This week's thirteenth episode of the season still drew many fewer viewers than any episode since season three, and it's one of six episodes so far this season to draw fewer than 11 million viewers.
TWD was still the highest-rated program on Sunday, although the kiddie talent show Little Big Shots on NBC came pretty close to matching TWD's total viewership with 10.1 million viewers. NCIS: Los Angeles and 60 Minutes on CBS were not too far off, either, with 9.3 and 10 million, respectively. None of those series, however, came close to matching TWD's numbers among younger viewers.
The most active buzz around this week's episode of The Walking Dead concerns a particularly terrible CGI rendition of a deer, but the week also delivered some more bad new for the series.

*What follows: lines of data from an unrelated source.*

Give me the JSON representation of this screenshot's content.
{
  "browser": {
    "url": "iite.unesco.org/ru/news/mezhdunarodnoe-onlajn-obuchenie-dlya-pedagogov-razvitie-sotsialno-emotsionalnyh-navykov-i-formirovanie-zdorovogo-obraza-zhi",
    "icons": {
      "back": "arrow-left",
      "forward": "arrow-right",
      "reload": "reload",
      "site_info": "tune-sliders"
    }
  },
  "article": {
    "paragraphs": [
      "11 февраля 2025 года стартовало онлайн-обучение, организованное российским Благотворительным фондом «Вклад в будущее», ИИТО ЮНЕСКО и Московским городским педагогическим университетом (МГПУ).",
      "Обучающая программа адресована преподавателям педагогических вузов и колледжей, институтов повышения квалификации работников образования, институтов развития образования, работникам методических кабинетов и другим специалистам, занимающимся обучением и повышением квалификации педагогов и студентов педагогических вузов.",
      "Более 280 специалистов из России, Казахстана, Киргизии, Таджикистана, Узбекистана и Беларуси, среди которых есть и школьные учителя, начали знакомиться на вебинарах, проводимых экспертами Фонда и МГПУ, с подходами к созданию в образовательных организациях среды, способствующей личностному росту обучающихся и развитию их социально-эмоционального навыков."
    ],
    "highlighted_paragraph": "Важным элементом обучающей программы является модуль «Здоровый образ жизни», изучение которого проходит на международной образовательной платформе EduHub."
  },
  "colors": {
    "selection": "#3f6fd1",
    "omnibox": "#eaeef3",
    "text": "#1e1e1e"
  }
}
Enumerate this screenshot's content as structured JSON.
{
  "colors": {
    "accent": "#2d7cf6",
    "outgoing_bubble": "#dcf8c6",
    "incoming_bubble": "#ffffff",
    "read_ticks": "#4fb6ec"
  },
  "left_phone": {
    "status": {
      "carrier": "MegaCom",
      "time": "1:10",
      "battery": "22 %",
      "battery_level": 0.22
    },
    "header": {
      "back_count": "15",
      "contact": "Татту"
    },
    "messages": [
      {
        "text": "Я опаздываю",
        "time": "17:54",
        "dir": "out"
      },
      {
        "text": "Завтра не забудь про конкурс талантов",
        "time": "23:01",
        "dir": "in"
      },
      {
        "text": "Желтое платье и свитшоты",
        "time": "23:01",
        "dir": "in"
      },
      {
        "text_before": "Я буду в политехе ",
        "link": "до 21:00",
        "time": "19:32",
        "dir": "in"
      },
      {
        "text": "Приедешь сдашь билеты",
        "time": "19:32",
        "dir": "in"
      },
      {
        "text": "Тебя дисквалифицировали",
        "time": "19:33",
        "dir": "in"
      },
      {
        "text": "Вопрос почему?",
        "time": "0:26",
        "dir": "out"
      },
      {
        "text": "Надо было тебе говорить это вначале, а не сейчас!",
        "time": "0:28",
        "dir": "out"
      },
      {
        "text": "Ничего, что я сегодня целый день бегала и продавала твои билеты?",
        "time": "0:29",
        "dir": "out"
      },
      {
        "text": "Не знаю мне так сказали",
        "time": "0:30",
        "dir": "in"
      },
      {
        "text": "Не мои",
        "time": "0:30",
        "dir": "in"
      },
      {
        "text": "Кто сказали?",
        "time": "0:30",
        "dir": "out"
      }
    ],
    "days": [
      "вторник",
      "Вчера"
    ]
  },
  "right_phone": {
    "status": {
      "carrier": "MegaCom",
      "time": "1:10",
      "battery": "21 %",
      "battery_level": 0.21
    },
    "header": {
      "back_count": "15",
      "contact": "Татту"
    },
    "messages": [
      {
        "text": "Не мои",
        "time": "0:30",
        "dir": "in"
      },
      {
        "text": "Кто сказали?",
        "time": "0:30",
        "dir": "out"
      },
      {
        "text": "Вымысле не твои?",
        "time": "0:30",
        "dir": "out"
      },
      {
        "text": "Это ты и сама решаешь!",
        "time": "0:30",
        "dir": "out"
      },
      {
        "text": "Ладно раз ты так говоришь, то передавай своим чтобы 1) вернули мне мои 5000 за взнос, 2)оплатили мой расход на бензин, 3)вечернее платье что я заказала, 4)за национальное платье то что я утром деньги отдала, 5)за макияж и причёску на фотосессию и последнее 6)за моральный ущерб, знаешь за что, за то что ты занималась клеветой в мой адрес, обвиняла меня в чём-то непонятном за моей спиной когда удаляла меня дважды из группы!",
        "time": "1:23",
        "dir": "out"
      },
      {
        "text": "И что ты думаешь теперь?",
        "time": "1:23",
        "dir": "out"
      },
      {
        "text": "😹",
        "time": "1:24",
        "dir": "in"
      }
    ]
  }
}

Ratings for TWD sank to a new season-low mark this week, and the show's audience is now nearly the smallest its been since its second season.
In a now notorious scene in this week's episode, Rick takes a break from zombie killing to consider shooting a deer. The sub-par digital rendering of the animal is of such low quality, social media immediately lit up with complaints from viewers who thought they deserved better.
If there's a bright spot for the show's producers, it's that relatively few people saw the terrible visual effects. Total viewership for the episode was 10.1 million, setting a new low point for the season and re-establishing the pattern of week-to-week declines that plagued the first half of the season.
Perhaps more significantly, the episode turned in lower ratings than all but three episodes in season three. To this point, it looked as if the series' ratings might be stabilizing around the level it enjoyed during the second half of that season, but the continued ratings declines are now threatening to put the series in territory it's not been in for a very long time. Not since 2012 has total viewership of TWD fallen below 10 million, but this week the series came within a hair's breadth of seeing it happen again.